Data excerpts:
________

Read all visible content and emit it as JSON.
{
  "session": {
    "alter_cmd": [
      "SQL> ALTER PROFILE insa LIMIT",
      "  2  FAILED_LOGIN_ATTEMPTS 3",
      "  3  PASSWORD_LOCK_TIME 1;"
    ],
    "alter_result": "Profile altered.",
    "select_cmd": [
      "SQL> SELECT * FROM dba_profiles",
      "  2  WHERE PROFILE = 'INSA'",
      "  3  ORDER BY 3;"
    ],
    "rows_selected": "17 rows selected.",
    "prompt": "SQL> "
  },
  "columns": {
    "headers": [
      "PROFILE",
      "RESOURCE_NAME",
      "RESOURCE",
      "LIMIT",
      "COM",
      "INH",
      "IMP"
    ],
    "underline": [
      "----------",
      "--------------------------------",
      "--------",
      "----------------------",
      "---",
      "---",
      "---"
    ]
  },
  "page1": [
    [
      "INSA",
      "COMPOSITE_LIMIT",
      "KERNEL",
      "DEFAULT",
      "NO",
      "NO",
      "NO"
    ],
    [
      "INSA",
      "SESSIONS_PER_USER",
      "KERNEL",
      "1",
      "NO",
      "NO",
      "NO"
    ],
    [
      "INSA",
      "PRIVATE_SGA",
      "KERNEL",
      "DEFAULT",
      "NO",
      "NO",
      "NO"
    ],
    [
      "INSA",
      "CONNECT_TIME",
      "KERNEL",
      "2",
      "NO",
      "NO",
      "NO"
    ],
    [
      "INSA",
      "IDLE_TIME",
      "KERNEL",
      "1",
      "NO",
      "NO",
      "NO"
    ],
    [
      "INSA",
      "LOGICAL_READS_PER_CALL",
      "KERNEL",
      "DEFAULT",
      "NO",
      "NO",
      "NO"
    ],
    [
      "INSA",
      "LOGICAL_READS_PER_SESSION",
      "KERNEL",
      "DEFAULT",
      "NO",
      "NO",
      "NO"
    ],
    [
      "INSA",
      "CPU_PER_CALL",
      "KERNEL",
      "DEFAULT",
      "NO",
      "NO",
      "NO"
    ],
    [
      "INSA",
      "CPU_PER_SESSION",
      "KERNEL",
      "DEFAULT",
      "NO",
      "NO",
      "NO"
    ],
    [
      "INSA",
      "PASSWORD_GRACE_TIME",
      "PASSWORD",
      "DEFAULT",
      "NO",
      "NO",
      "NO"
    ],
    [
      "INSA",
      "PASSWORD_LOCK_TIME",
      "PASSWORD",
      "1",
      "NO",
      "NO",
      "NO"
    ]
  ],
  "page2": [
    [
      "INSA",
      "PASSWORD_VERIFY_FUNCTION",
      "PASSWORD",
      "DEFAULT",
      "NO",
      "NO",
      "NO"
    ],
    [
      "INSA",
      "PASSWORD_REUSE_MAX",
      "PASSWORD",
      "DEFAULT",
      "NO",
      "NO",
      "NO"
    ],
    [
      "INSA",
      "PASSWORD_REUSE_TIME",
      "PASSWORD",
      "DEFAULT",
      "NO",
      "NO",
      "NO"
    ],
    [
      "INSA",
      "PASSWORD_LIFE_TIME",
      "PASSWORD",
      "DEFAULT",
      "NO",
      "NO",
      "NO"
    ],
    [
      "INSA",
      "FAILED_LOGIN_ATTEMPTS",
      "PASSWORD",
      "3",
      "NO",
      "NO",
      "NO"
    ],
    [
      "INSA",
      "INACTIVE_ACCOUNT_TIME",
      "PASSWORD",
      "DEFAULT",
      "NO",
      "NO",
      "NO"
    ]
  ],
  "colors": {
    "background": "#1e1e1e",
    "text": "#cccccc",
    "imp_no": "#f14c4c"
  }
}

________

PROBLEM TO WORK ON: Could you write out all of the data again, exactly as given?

TASK ANSWER:
Read all visible content and emit it as JSON.
{
  "session": {
    "alter_cmd": [
      "SQL> ALTER PROFILE insa LIMIT",
      "  2  FAILED_LOGIN_ATTEMPTS 3",
      "  3  PASSWORD_LOCK_TIME 1;"
    ],
    "alter_result": "Profile altered.",
    "select_cmd": [
      "SQL> SELECT * FROM dba_profiles",
      "  2  WHERE PROFILE = 'INSA'",
      "  3  ORDER BY 3;"
    ],
    "rows_selected": "17 rows selected.",
    "prompt": "SQL> "
  },
  "columns": {
    "headers": [
      "PROFILE",
      "RESOURCE_NAME",
      "RESOURCE",
      "LIMIT",
      "COM",
      "INH",
      "IMP"
    ],
    "underline": [
      "----------",
      "--------------------------------",
      "--------",
      "----------------------",
      "---",
      "---",
      "---"
    ]
  },
  "page1": [
    [
      "INSA",
      "COMPOSITE_LIMIT",
      "KERNEL",
      "DEFAULT",
      "NO",
      "NO",
      "NO"
    ],
    [
      "INSA",
      "SESSIONS_PER_USER",
      "KERNEL",
      "1",
      "NO",
      "NO",
      "NO"
    ],
    [
      "INSA",
      "PRIVATE_SGA",
      "KERNEL",
      "DEFAULT",
      "NO",
      "NO",
      "NO"
    ],
    [
      "INSA",
      "CONNECT_TIME",
      "KERNEL",
      "2",
      "NO",
      "NO",
      "NO"
    ],
    [
      "INSA",
      "IDLE_TIME",
      "KERNEL",
      "1",
      "NO",
      "NO",
      "NO"
    ],
    [
      "INSA",
      "LOGICAL_READS_PER_CALL",
      "KERNEL",
      "DEFAULT",
      "NO",
      "NO",
      "NO"
    ],
    [
      "INSA",
      "LOGICAL_READS_PER_SESSION",
      "KERNEL",
      "DEFAULT",
      "NO",
      "NO",
      "NO"
    ],
    [
      "INSA",
      "CPU_PER_CALL",
      "KERNEL",
      "DEFAULT",
      "NO",
      "NO",
      "NO"
    ],
    [
      "INSA",
      "CPU_PER_SESSION",
      "KERNEL",
      "DEFAULT",
      "NO",
      "NO",
      "NO"
    ],
    [
      "INSA",
      "PASSWORD_GRACE_TIME",
      "PASSWORD",
      "DEFAULT",
      "NO",
      "NO",
      "NO"
    ],
    [
      "INSA",
      "PASSWORD_LOCK_TIME",
      "PASSWORD",
      "1",
      "NO",
      "NO",
      "NO"
    ]
  ],
  "page2": [
    [
      "INSA",
      "PASSWORD_VERIFY_FUNCTION",
      "PASSWORD",
      "DEFAULT",
      "NO",
      "NO",
      "NO"
    ],
    [
      "INSA",
      "PASSWORD_REUSE_MAX",
      "PASSWORD",
      "DEFAULT",
      "NO",
      "NO",
      "NO"
    ],
    [
      "INSA",
      "PASSWORD_REUSE_TIME",
      "PASSWORD",
      "DEFAULT",
      "NO",
      "NO",
      "NO"
    ],
    [
      "INSA",
      "PASSWORD_LIFE_TIME",
      "PASSWORD",
      "DEFAULT",
      "NO",
      "NO",
      "NO"
    ],
    [
      "INSA",
      "FAILED_LOGIN_ATTEMPTS",
      "PASSWORD",
      "3",
      "NO",
      "NO",
      "NO"
    ],
    [
      "INSA",
      "INACTIVE_ACCOUNT_TIME",
      "PASSWORD",
      "DEFAULT",
      "NO",
      "NO",
      "NO"
    ]
  ],
  "colors": {
    "background": "#1e1e1e",
    "text": "#cccccc",
    "imp_no": "#f14c4c"
  }
}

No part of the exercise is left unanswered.